Making it all worse last night was that I remember parking my car, but don’t remember where I parked it. In fact, I don’t even remember what kind of car it is, color, model, identifying characteristics. I’m frantically searching all over for it when I wake up.

So two days ago I thought I’d take a rare “selfie”–God, I hate that word!–and put it up on Instagram and Twitter, as a tribute to Fan Fairs of old. I tried to look like the biggest Fan Fair gherm–something that still comes natural.

“Gherm,” if you don’t know, is a dismissive label used by Nashville music business folk for the fans who flood the city for Fan Fair, er, CMA Music Festival–or any other time of year, really–and meet and greet their heroes, which is pretty much what Fan Fair was originally set up to do. They’d wear their favorite artists’ t-shirts and badges and caps, much as I did in my selfie (there, I said it again).

But no one was ever a bigger gherm than me, and I say that with great pride. Yes, I had business being with the stars, but I never kidded myself: I was just a big kid from Wisconsin, America’s Dairyland, meeting and greeting my country music heroes, just like everyone else.

So even though I couldn’t make it again this year, I decided to put on my best gherm t-shirt and cap and take a Fan Fair tribute selfie (I still hate the word). I put on my Ronnie Milsap cap–in honor of Ronnie’s finally getting into the Country Music Hall of Fame, and a lasting friendship that began back at the Dane Country Coliseum in Madison back in the late ’80s–and my orange Cleveland International Records t-shirt, with the caricature of the accordion player who looks kind of like Steve Popovich.

Steve was the founder of Cleveland International Records. He was the sort of guy who’d give you the shirt off his back. He gave me the Cleveland International shirt. One Fan Fair he made up these hysterical “Your brain on Country Music!” t-shirts and gave me one of those, too. I wish I could find it if I still have it. Either way, I wish I could remember it, like I wish I could remember where I parked my car.

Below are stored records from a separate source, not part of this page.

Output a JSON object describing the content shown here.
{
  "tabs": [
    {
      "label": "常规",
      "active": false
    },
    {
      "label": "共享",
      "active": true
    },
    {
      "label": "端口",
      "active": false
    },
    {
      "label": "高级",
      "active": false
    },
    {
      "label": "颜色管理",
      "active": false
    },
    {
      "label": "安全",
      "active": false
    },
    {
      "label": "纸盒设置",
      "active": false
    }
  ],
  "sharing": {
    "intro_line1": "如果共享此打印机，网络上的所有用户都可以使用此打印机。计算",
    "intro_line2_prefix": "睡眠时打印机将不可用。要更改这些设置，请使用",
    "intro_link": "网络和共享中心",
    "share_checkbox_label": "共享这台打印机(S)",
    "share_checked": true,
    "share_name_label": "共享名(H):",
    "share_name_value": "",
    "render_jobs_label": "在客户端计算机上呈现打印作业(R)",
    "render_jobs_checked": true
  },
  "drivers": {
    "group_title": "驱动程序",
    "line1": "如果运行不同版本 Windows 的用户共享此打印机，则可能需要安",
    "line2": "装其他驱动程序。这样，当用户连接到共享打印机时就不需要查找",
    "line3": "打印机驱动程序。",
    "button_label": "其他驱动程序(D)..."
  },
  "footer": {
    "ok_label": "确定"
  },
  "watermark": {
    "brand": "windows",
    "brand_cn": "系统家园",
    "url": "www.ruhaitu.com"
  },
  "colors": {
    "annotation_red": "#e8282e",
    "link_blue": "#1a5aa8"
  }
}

It played on those stupid “This is your brain on drugs” TV commercials, where they cut to the eggs frying in a pan. Being on drugs they only made me hungry.

I think it had a cartoon of the eggs in the pan wearing cowboy boots and hats and having a big old time, or something like that. It was really great, I remember, for sure.

And I remember Steve, of course, who died three years ago tomorrow.

No one cared more about music than Steve, who had a huge hand in the careers of Bruce Springsteen and Michael Jackson, and put out the Meat Loaf record on Cleveland International and then spent the rest of his life trying to get fairly paid for it.

No one cared more about the little guy, either, or the little guy’s music. He showed me what polka really is, for which I’m eternally grateful.

He had the biggest heart of anyone I knew, and after years of working hard and eating bad, his big heart finally gave out.

I forgot a lot of things, but I can never forget Steve Popovich. No one can.